The thinking is that Georgia will bring to Jordan-Hare Stadium the best defense the Tigers have faced since that Clemson contest. In fact, statistics would indicate the Bulldogs are even better. They’re fourth in the nation in total defense and third in scoring. Clemson is 13th and 8th, respectively.

Then again, Georgia hasn’t been nearly as effective at taking down quarterbacks. Certainly helped by that game against Auburn in Week 2, Clemson is No. 2 in the nation with 33 sacks. The Bulldogs, with 18, have recorded barely half as many.

But quarterback sacks are not necessarily a major priority at Georgia. Lorenzo Carter leads the team with 4.

“Clemson has their personnel, and they play the way they play; we have our personnel, and we play the way we play. They are not always the same,” Smart said. “They did a tremendous job getting pressure. We need to get pressure to affect the quarterback, but you also have to cover the guys out there they have running the routes. They have some really fast guys out there running their routes, so the big thing is stopping the run and not giving up big plays.”

The issue for Georgia is, while Auburn does like to throw with Stidham and does well, it’s not all it does on offense. The Tigers have the SEC’s most balanced team. They come into this contest Saturday at Jordan-Hare with 2,130 yards rushing and 2,065 yards passing. Running back Kerryon Johnson leads the SEC in rushing (124 yards per game), all-purpose yards (136.3 yards per game) and scoring (13.7 points per game). He has 16 touchdowns in seven games.

So the trick for Georgia on Saturday is finding that happy medium. The Bulldogs need to put pressure on Stidham and make sure he’s not allowed to sit back and play catch with the Tigers’ exceptional wide receivers. At the same time, Georgia must be sure to give Johnson – who had 29 carries against Texas A&M, his due attention while minding the store against Auburn’s always-present misdirection game.

It’s a tall task.

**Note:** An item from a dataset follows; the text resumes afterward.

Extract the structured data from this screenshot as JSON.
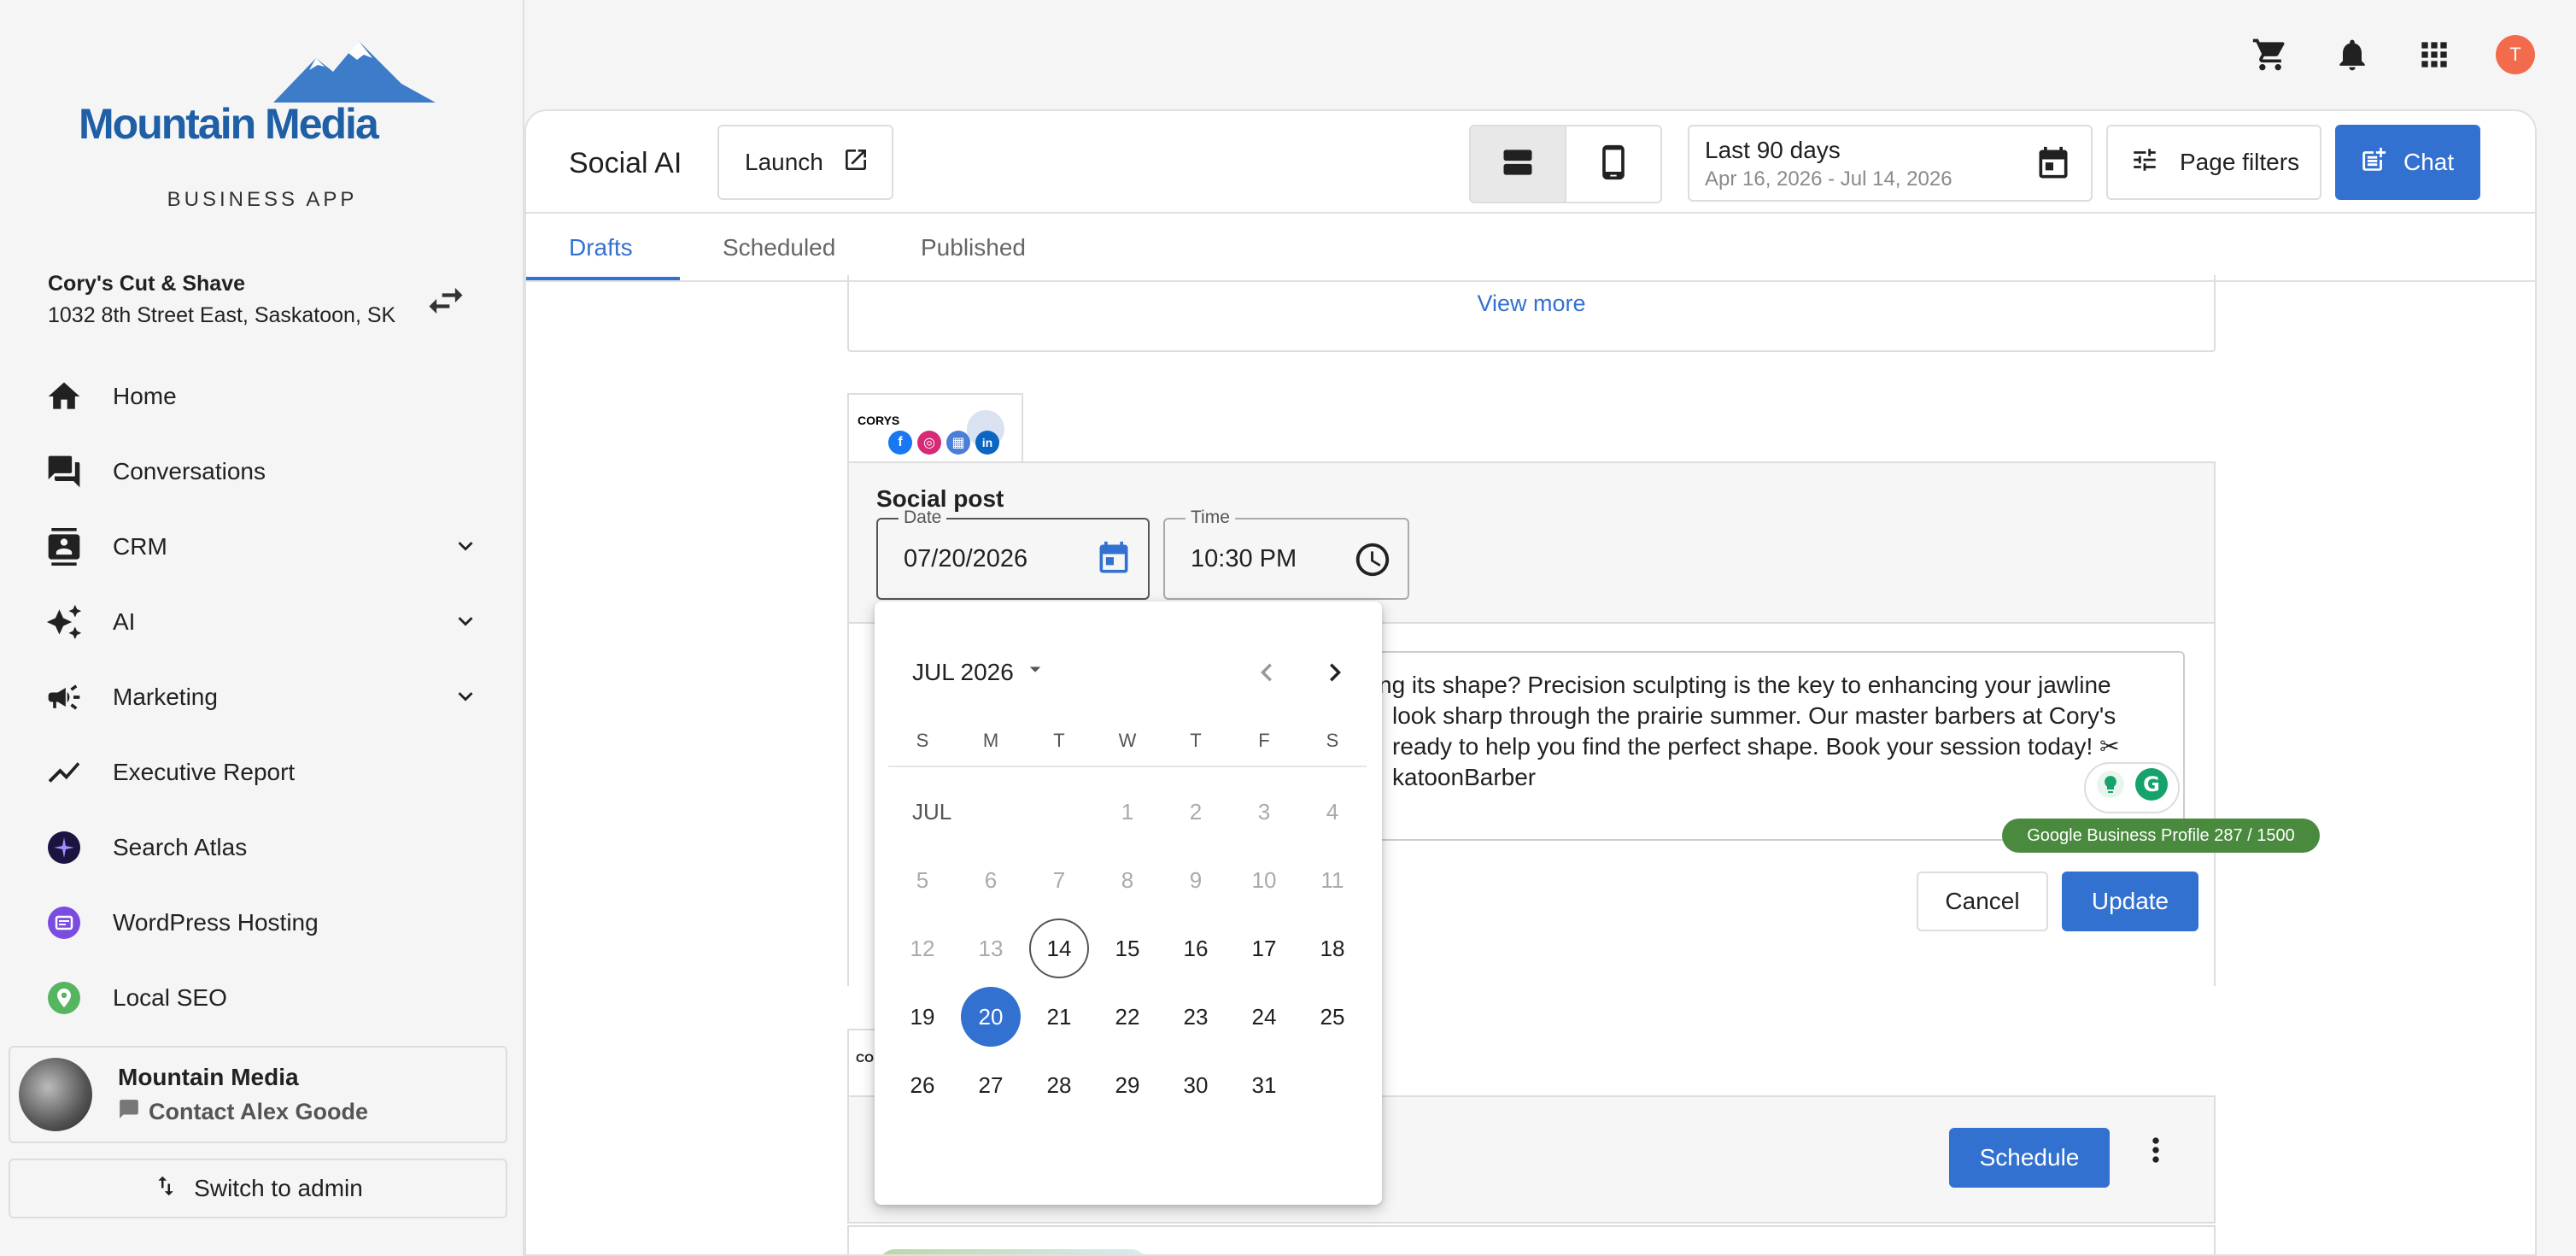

“Keeping the edges, making sure that they run between the tackles and that you tackle well,” Smart said of the Bulldogs’ defensive priorities. “… Gus has seen the defenses we play for seven to eight years it seems like. We know the run plays they are going to run. They are not going to reinvent the wheel. We have to go out there and play blocks, tackle the man with the ball and not give up big plays.”